“I’ve never done anything like this!” exclaims put-upon protagonist Mary (Holly Fields) as her friends prepare to steal a car.
“Yeah, well, I’ve never gotten pregnant,” fires back brassy Angie (Julie Bowen).
With a wink and a nod, this sums up the straight-laced morality of the ‘50s teen pics being riffed on by Joe Dante’s Runaway Daughters — one moral lapse, one sexual scandal is enough to send even the sweetest girl tumbling down a slippery slope to delinquency, thievery, assault and other criminal acts.
The temptation towards sniggering irony is unavoidable with this sort of nostalgia pastiche, yet Dante (an Atom-Age romanticist if there ever was one only a year removed from his delightful Matinee) isn’t one for sniggering. He genuinely adores this mode of filmmaking, and as such has constructed it in part as a love letter to a bygone era, complete with Roger Corman cameo and sidelong nod to American International Pictures (in a brief shot of a sign that reads American International Petroleum). Rather than standing above the material, he keeps the japes agreeable while indulging his sneaky affection for these misguided youths; he lets the ineloquence of the local motorcycle tough dating Angie (played, in one of his first roles, by Paul Rudd) come off as a genuine teenaged awkwardness rather than plain stupidity. But he also allows his prankishly anarchic side free reign; this is, after all, a road picture, and the point of a road picture is to throw ever-crazier obstacles in the path of Our Heroes. It may be too self-aware to pass as the kind of melodrama it’s gently mocking, but the mockery comes from a position of sincerity rather than superiority, which makes a big difference.
If you’re in the mood for a beautiful brain-twister of a teen-angst movie: Noriko’s Dinner Table (2005, Sion Sono)

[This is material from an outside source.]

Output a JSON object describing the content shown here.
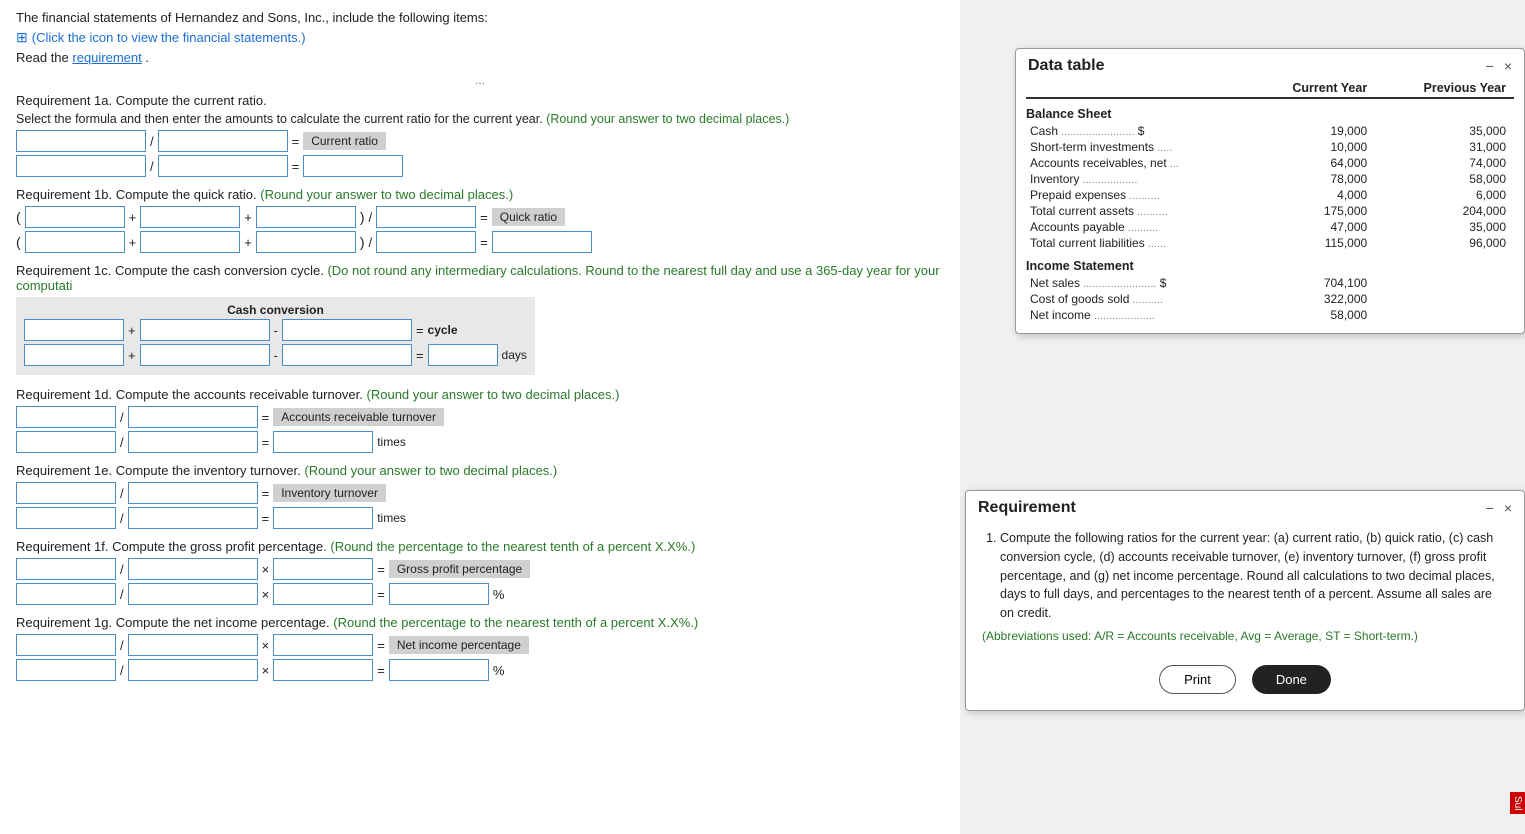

Sion Sono’s genre-scrambling teenage-wasteland horror film Suicide Club hinged on a question: “Are you connected to yourself?” Sono’s followup, Noriko’s Dinner Table, broadens the question into, “If you are connected to yourself, what is yourself?” The definition of that last word looms large in the mind of Noriko, the disaffected high-schooler who runs away from home to Tokyo at the film’s outset. Though the manifestations of her teen angst (confusion, anxiety, rebelliousness, defiance) are unremarkable, that doesn’t make them any less potent. Having trouble figuring out where she fits, she finds solace in a chat room where she can reinvent herself as Mitsuko – the confident, likeable person she wants to be. Once in Tokyo, she meets up with Kumiko, a fellow chat room denizen who goes by the name of Ueno Station 54 (after the coin locker where she literally keeps her invented life history). Sono pushes the notion of identity through a lot of different permutations; the operative logic Kumiko subscribes to is, if you don’t know your purpose, make one, and if you don’t like who you are, change who you are until you find a you that you feel connected to. The cutting drama, then, comes from the space between the real and the assumed and how that affects the swooning hormonal melodrama. And how does this relate to a central incident where fifty-four schoolgirls cheerfully leapt in front of a subway train? “It’s time for you to wake up to your role,” a mysterious stranger tells Noriko’s father at one point in the film, and the question of his role – everyone’s role – is the driving force of this jittery, nervous and intellectually engaging work.
The constant self-examination could in some hands be stultifying, but Sono keeps the tension high with unexpected plot developments and raw, handheld camerawork that reflects the tumult of its young characters. Tell me who you are, who you wish you were, who you think you’ll be, he seems to say. Keep pulling at that thread. See what happens when you let it unravel. (Noriko’s Dinner Table expires from Netflix Instant on June 30th.)
The Netflix streaming library is vast and daunting and mostly filled with crap. Steve Carlson is the Netflix video clerk, and every week he hand-delivers three awesome movies you’ve never heard of before. He’s been writing about movies in one form or another on the Internet since 2002 and co-hosts the Bad Idea Podcast. Someone once called him the lonely Magellan of exploitation cinema. He thinks that’s the best compliment he’s ever received.